R. 4. Hico Texas
May 23 – 1912

Dear Olin & Adda

Your letter of the 18th came this week. I am quite strong again and am enjoying Texas very well. Marian and I took a buggy ride this afternoon to see the new baby girl at Cashiou’s. We also had quite a chat with Mrs. Autrey as we came home. Hico school will close tomorrow and then Vernon will be at home. He has done well in school and is so large and strong that he can do considerable work at home. He chops cotton pulls weeds and cuts wood evenings and Saturdays and of course can accomplish more when school is out. Atticus is also very large for his age and talks so plain that he does not seem like a baby. He carries a little hoe in the field and tries to use it much of the time.

Well, I certainly am glad that you are in your own house and are able to work. I hope nothing will successfully tempt you to do more than you ought and hinder your complete recovery. Marian found several ripe strawberries this evening so you can guess what we will be doing.

You may know it seems somewhat better to be here with Marian and well than to be at Sayre sick and the neighbors waiting on me.


First things first—my great grandmother was chronically ill. Though she claims to have recovered, she would barely live out the year. The cause of death listed on her death certificate is “La Grippe [influenza] complicated with bronchitis—pneumonia.” I’m guessing that she, too, had tuberculosis. The date of this letter suggests that she had just recently heard from her son that he and his family were settled, but her comment about being “in your own house” leaves open the possibility that the Las Cruces Longs had arrived previously and stayed in rented quarters for a time.

I also learn that my grandfather was known as Olin, a fact that is confirmed by another letter from an aunt in Kansas at the time of his mother’s death in 1913. I’ve mentioned the hardship reflected in these letters. My great grandmother’s mention of cotton indicates that her daughter, Marian Curtis, and her family were not merely engaged in subsistence farming in Texas but were raising a money crop as well; and her recounting of the activities of her grandson, Vernon, who was seven (or possibly eight) years old in 1912, says a great deal about how much human labor was required by their way of life. The other grandson, Atticus, who had been named for his father’s brother, would die late in 1913 of an unspecified illness that had lasted seven months. Atticus died in Pecos, Texas, at his namesake’s home. That his parents had sent him west to live with his uncle suggests to me that he may have contracted tuberculosis as well. The image of a dying boy trying to chop cotton with a small hoe speaks poignantly of the lives of these folk.

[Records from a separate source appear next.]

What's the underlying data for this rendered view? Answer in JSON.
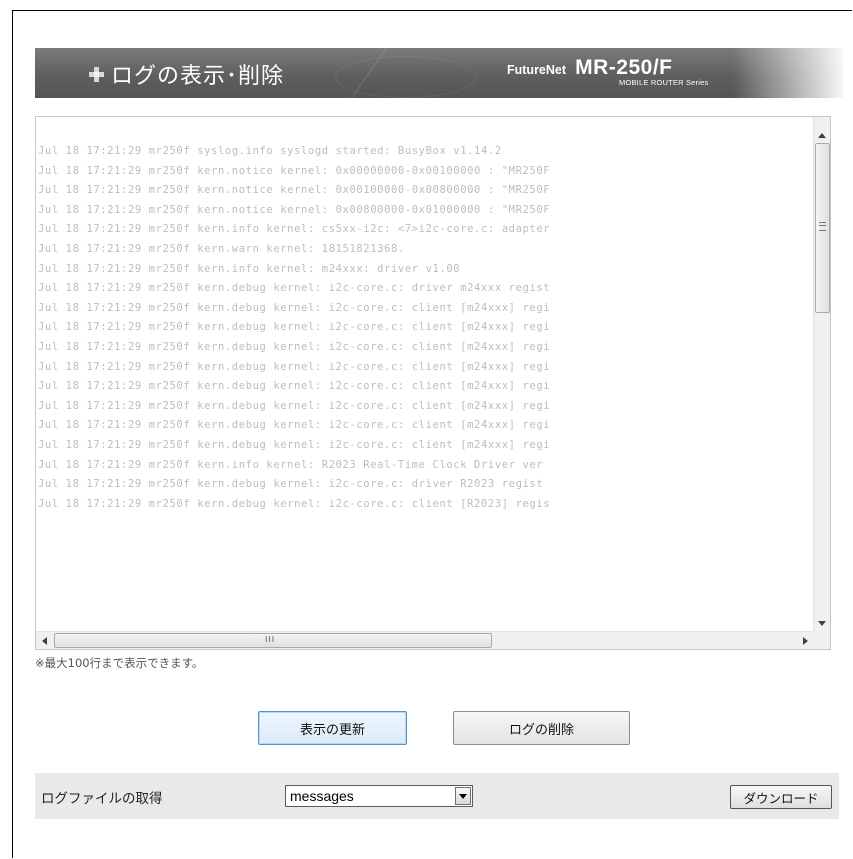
{
  "header": {
    "title": "ログの表示･削除",
    "brand_name": "FutureNet",
    "model": "MR-250/F",
    "series": "MOBILE ROUTER Series",
    "background_color": "#5f5f5f"
  },
  "log_viewer": {
    "lines": [
      "Jul 18 17:21:29 mr250f syslog.info syslogd started: BusyBox v1.14.2",
      "Jul 18 17:21:29 mr250f kern.notice kernel: 0x00000000-0x00100000 : \"MR250F",
      "Jul 18 17:21:29 mr250f kern.notice kernel: 0x00100000-0x00800000 : \"MR250F",
      "Jul 18 17:21:29 mr250f kern.notice kernel: 0x00800000-0x01000000 : \"MR250F",
      "Jul 18 17:21:29 mr250f kern.info kernel: cs5xx-i2c: <7>i2c-core.c: adapter",
      "Jul 18 17:21:29 mr250f kern.warn kernel: 18151821368.",
      "Jul 18 17:21:29 mr250f kern.info kernel: m24xxx: driver v1.00",
      "Jul 18 17:21:29 mr250f kern.debug kernel: i2c-core.c: driver m24xxx regist",
      "Jul 18 17:21:29 mr250f kern.debug kernel: i2c-core.c: client [m24xxx] regi",
      "Jul 18 17:21:29 mr250f kern.debug kernel: i2c-core.c: client [m24xxx] regi",
      "Jul 18 17:21:29 mr250f kern.debug kernel: i2c-core.c: client [m24xxx] regi",
      "Jul 18 17:21:29 mr250f kern.debug kernel: i2c-core.c: client [m24xxx] regi",
      "Jul 18 17:21:29 mr250f kern.debug kernel: i2c-core.c: client [m24xxx] regi",
      "Jul 18 17:21:29 mr250f kern.debug kernel: i2c-core.c: client [m24xxx] regi",
      "Jul 18 17:21:29 mr250f kern.debug kernel: i2c-core.c: client [m24xxx] regi",
      "Jul 18 17:21:29 mr250f kern.debug kernel: i2c-core.c: client [m24xxx] regi",
      "Jul 18 17:21:29 mr250f kern.info kernel: R2023 Real-Time Clock Driver ver",
      "Jul 18 17:21:29 mr250f kern.debug kernel: i2c-core.c: driver R2023 regist",
      "Jul 18 17:21:29 mr250f kern.debug kernel: i2c-core.c: client [R2023] regis"
    ],
    "note": "※最大100行まで表示できます。"
  },
  "buttons": {
    "refresh": "表示の更新",
    "delete": "ログの削除"
  },
  "download": {
    "label": "ログファイルの取得",
    "selected": "messages",
    "button": "ダウンロード"
  }
}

And all these folk, the Longs, the Petersons, and the Curtises had first settled in and around Sayre, Oklahoma between 1900 and 1905. At that time what would become Beckham County had just been opened to Anglo settlement. Quannah Parker still lived at his Cache establishment not far away. The place had been part of Comancheria and before that Apacheria—before the expansionist Comanches drove the Apaches off the plains. But the Southwest was changing fast. The Longs, Petersons, Curtises, and folk like them would inherit much of it.

To be continued . . .